"One of the protesters had a banner with the words: "This president is too expensive for us," Ashurkov told DW, predicting that the "autocratic regime" headed by "Putin and his cronies, it surely will end."
Reacting Sunday to the protests across Russia a day earlier, Kremlin chief spokesman Dmitry Peskov told Russian state television that "few people" had attended.
Peskov also accused the US Embassy in Moscow of indirectly interfering in "our domestic affairs," after officials issued a safety warning to Americans based in Russia ahead of the demonstrations.
"Of course, these publications are inappropriate," said Peskov, after the Russian Foreign Ministry had said the US envoy would be summoned to "explain themselves."
The Russian civil rights portal OVD-Info said Sunday that among its count of 3,400 arrested during rallies in 100 cities, at least 1,360 of those had been made in Moscow.
In St. Petersburg, another 523 detentions took place, said OVD. A video showing a police officer kicking a woman in St. Petersburg prompted outrage on social networks.
Navalny's team said 40,000 had attended the Moscow protest.
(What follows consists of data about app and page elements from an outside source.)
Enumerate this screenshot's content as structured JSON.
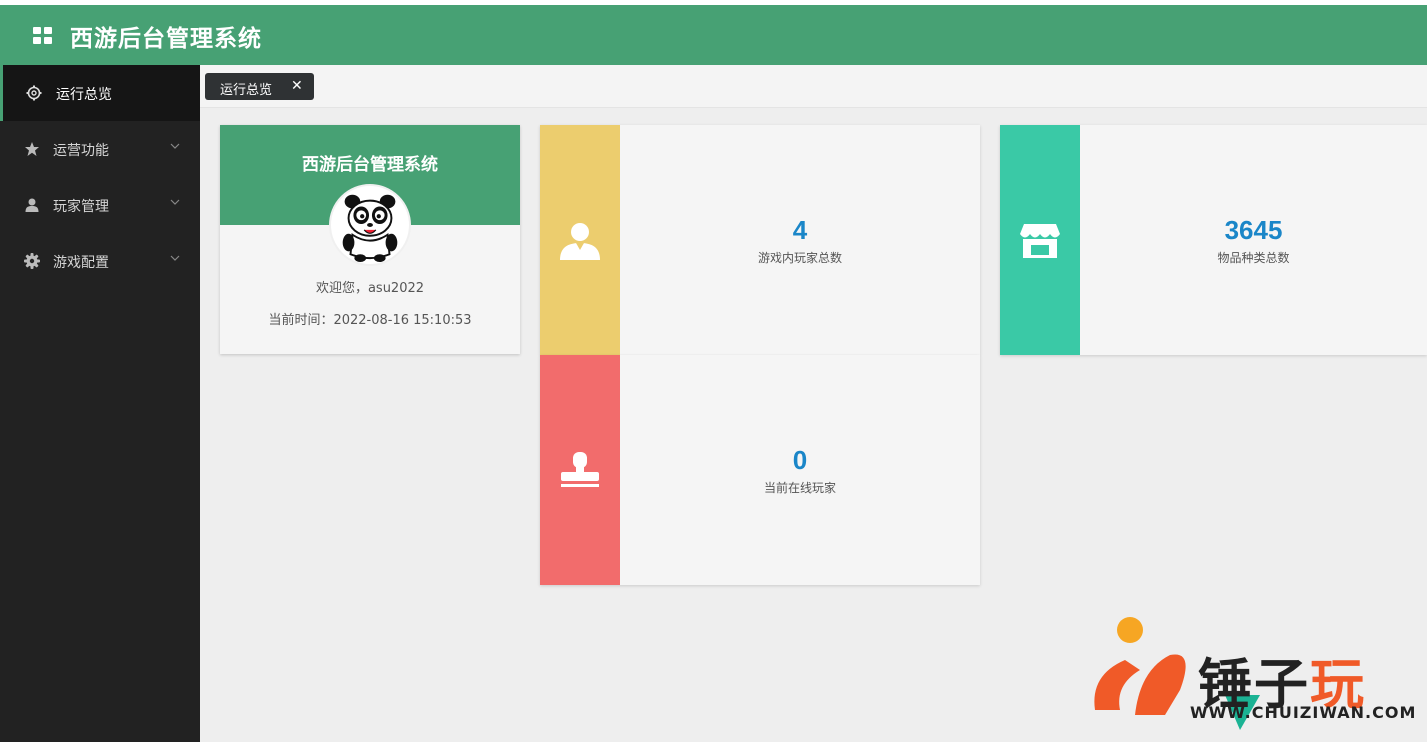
{
  "app": {
    "title": "西游后台管理系统"
  },
  "sidebar": {
    "items": [
      {
        "label": "运行总览",
        "icon": "gear-outline-icon",
        "active": true
      },
      {
        "label": "运营功能",
        "icon": "star-icon",
        "expandable": true
      },
      {
        "label": "玩家管理",
        "icon": "user-icon",
        "expandable": true
      },
      {
        "label": "游戏配置",
        "icon": "gear-icon",
        "expandable": true
      }
    ]
  },
  "tabs": [
    {
      "label": "运行总览",
      "close": "✕"
    }
  ],
  "welcome": {
    "title": "西游后台管理系统",
    "greeting": "欢迎您，asu2022",
    "time": "当前时间：2022-08-16 15:10:53"
  },
  "stats": [
    {
      "value": "4",
      "label": "游戏内玩家总数",
      "color": "#eccd6e",
      "icon": "user-icon"
    },
    {
      "value": "0",
      "label": "当前在线玩家",
      "color": "#f26c6c",
      "icon": "stamp-icon"
    },
    {
      "value": "3645",
      "label": "物品种类总数",
      "color": "#3ac9a6",
      "icon": "shop-icon"
    }
  ],
  "watermark": {
    "text": "锤子玩",
    "url": "WWW.CHUIZIWAN.COM"
  },
  "colors": {
    "brand": "#47a174",
    "sidebar": "#222222",
    "number": "#1a86c8"
  }
}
Police estimates were far lower.
Reacting Sunday to Russia's mass arrests, French Foreign Minister Jean-Yves Le Drian told French media: "The affront to the rule of law posed by these collective and preventive arrests is intolerable."
"I find this slide toward authoritarianism very worrying," said Le Drian, adding however that ongoing dialog between France and Russia remained "necessary."
Last Monday, German Foreign Minister Heiko Maas condemned the Kremlin's latest arrest of Navalny, saying the Russian dissident had chosen to return to Russia "because that's where he feels his personal and political home is.
"That he was detained on his arrival by Russian authorities is utterly incomprehensible," Maas told German public television.
In many cities, demonstrators held up toilet brushes — an allusion to an alleged expensive Italian utensil spotted in a bathroom of Putin's giant Black Sea palace.
Following the revelations about Putin's pricey mansion, the daily Badische Zeitung newspaper reported Thursday that Navalny had made his two-hour film about the scandal at Germany's Black Forest Studios at Kirchzarten, in the southwestern state of Baden-Württemberg.
In October, the newspaper said Navalny was recuperating after his treatment at Berlin's Charite hospital clinic under a "large" police guard at Ibach, also in the Black Forest region, 50 kilometers (26 miles) further south.
ipj/mm (dpa, AFP, Reuters, AFP)